(Records from a data source)
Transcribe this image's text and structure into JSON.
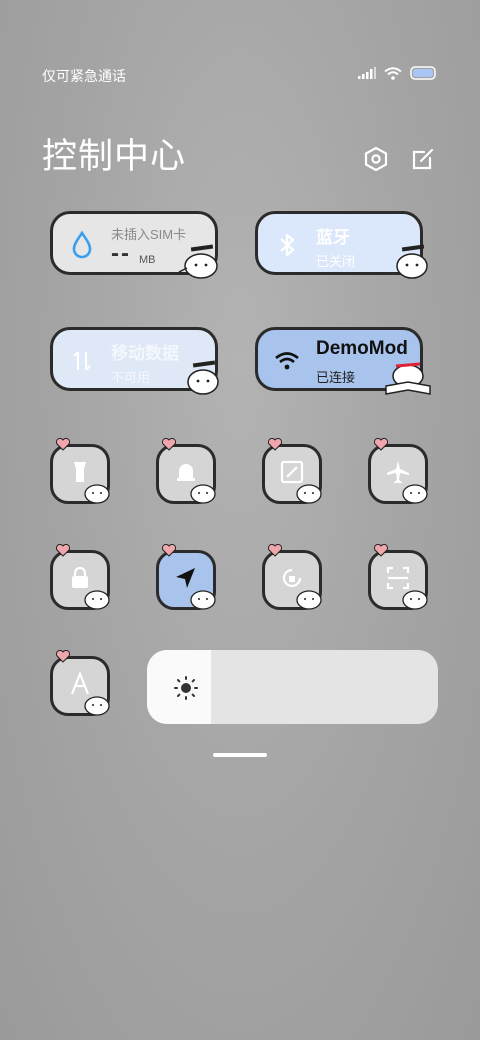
{
  "status_bar": {
    "carrier_text": "仅可紧急通话",
    "battery_color": "#a9c6f5"
  },
  "header": {
    "title": "控制中心",
    "settings_icon": "settings-hexagon-icon",
    "edit_icon": "edit-icon"
  },
  "tiles": {
    "data_usage": {
      "title": "未插入SIM卡",
      "value": "--",
      "unit": "MB",
      "icon": "water-drop-icon",
      "accent": "#3a9ef0"
    },
    "bluetooth": {
      "title": "蓝牙",
      "status": "已关闭",
      "icon": "bluetooth-icon"
    },
    "mobile_data": {
      "title": "移动数据",
      "status": "不可用",
      "icon": "mobile-data-arrows-icon"
    },
    "wifi": {
      "title": "DemoMod",
      "status": "已连接",
      "icon": "wifi-icon"
    }
  },
  "toggles": [
    {
      "name": "flashlight",
      "icon": "flashlight-icon",
      "active": false
    },
    {
      "name": "bell",
      "icon": "bell-icon",
      "active": false
    },
    {
      "name": "screenshot",
      "icon": "screenshot-icon",
      "active": false
    },
    {
      "name": "airplane-mode",
      "icon": "airplane-icon",
      "active": false
    },
    {
      "name": "lock-screen",
      "icon": "lock-icon",
      "active": false
    },
    {
      "name": "location",
      "icon": "location-arrow-icon",
      "active": true
    },
    {
      "name": "rotation-lock",
      "icon": "rotation-lock-icon",
      "active": false
    },
    {
      "name": "scanner",
      "icon": "scan-icon",
      "active": false
    },
    {
      "name": "auto-brightness",
      "icon": "auto-brightness-a-icon",
      "active": false
    }
  ],
  "brightness": {
    "icon": "sun-icon",
    "level": 0.22
  },
  "colors": {
    "tile_blue_light": "#dbe7fa",
    "tile_blue_active": "#a8c4ec",
    "tile_gray": "#cfcfcf",
    "heart": "#f0a6ad"
  }
}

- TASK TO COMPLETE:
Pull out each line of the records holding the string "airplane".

- TASK RESULT:
      "name": "airplane-mode",
      "icon": "airplane-icon",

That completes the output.